(Beginning of The records)

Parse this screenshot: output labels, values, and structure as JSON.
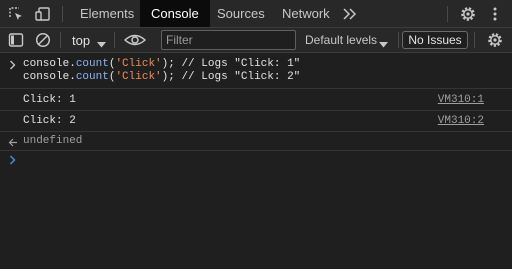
{
  "tabs": [
    {
      "label": "Elements"
    },
    {
      "label": "Console"
    },
    {
      "label": "Sources"
    },
    {
      "label": "Network"
    }
  ],
  "toolbar": {
    "context": "top",
    "filter_placeholder": "Filter",
    "levels": "Default levels",
    "issues": "No Issues"
  },
  "console": {
    "input_lines": [
      {
        "pre": "console.",
        "fn": "count",
        "open": "(",
        "arg": "'Click'",
        "rest": "); // Logs \"Click: 1\""
      },
      {
        "pre": "console.",
        "fn": "count",
        "open": "(",
        "arg": "'Click'",
        "rest": "); // Logs \"Click: 2\""
      }
    ],
    "outputs": [
      {
        "text": "Click: 1",
        "source": "VM310:1"
      },
      {
        "text": "Click: 2",
        "source": "VM310:2"
      }
    ],
    "return_value": "undefined"
  },
  "icons": [
    "inspect-element-icon",
    "device-toggle-icon",
    "more-tabs-icon",
    "settings-icon",
    "kebab-menu-icon",
    "sidebar-toggle-icon",
    "clear-console-icon",
    "dropdown-arrow-icon",
    "live-expression-eye-icon",
    "console-settings-icon",
    "input-chevron-icon",
    "return-value-icon",
    "prompt-chevron-icon"
  ],
  "colors": {
    "background": "#1f1f1f",
    "toolbar": "#282828",
    "active_tab": "#0b0b0b",
    "string": "#f28b54",
    "function": "#8ab4f8",
    "prompt": "#4c8ef7"
  }
}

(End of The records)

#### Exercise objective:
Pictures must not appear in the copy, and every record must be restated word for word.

#### Finished task:
Parse this screenshot: output labels, values, and structure as JSON.
{
  "tabs": [
    {
      "label": "Elements"
    },
    {
      "label": "Console"
    },
    {
      "label": "Sources"
    },
    {
      "label": "Network"
    }
  ],
  "toolbar": {
    "context": "top",
    "filter_placeholder": "Filter",
    "levels": "Default levels",
    "issues": "No Issues"
  },
  "console": {
    "input_lines": [
      {
        "pre": "console.",
        "fn": "count",
        "open": "(",
        "arg": "'Click'",
        "rest": "); // Logs \"Click: 1\""
      },
      {
        "pre": "console.",
        "fn": "count",
        "open": "(",
        "arg": "'Click'",
        "rest": "); // Logs \"Click: 2\""
      }
    ],
    "outputs": [
      {
        "text": "Click: 1",
        "source": "VM310:1"
      },
      {
        "text": "Click: 2",
        "source": "VM310:2"
      }
    ],
    "return_value": "undefined"
  },
  "icons": [
    "inspect-element-icon",
    "device-toggle-icon",
    "more-tabs-icon",
    "settings-icon",
    "kebab-menu-icon",
    "sidebar-toggle-icon",
    "clear-console-icon",
    "dropdown-arrow-icon",
    "live-expression-eye-icon",
    "console-settings-icon",
    "input-chevron-icon",
    "return-value-icon",
    "prompt-chevron-icon"
  ],
  "colors": {
    "background": "#1f1f1f",
    "toolbar": "#282828",
    "active_tab": "#0b0b0b",
    "string": "#f28b54",
    "function": "#8ab4f8",
    "prompt": "#4c8ef7"
  }
}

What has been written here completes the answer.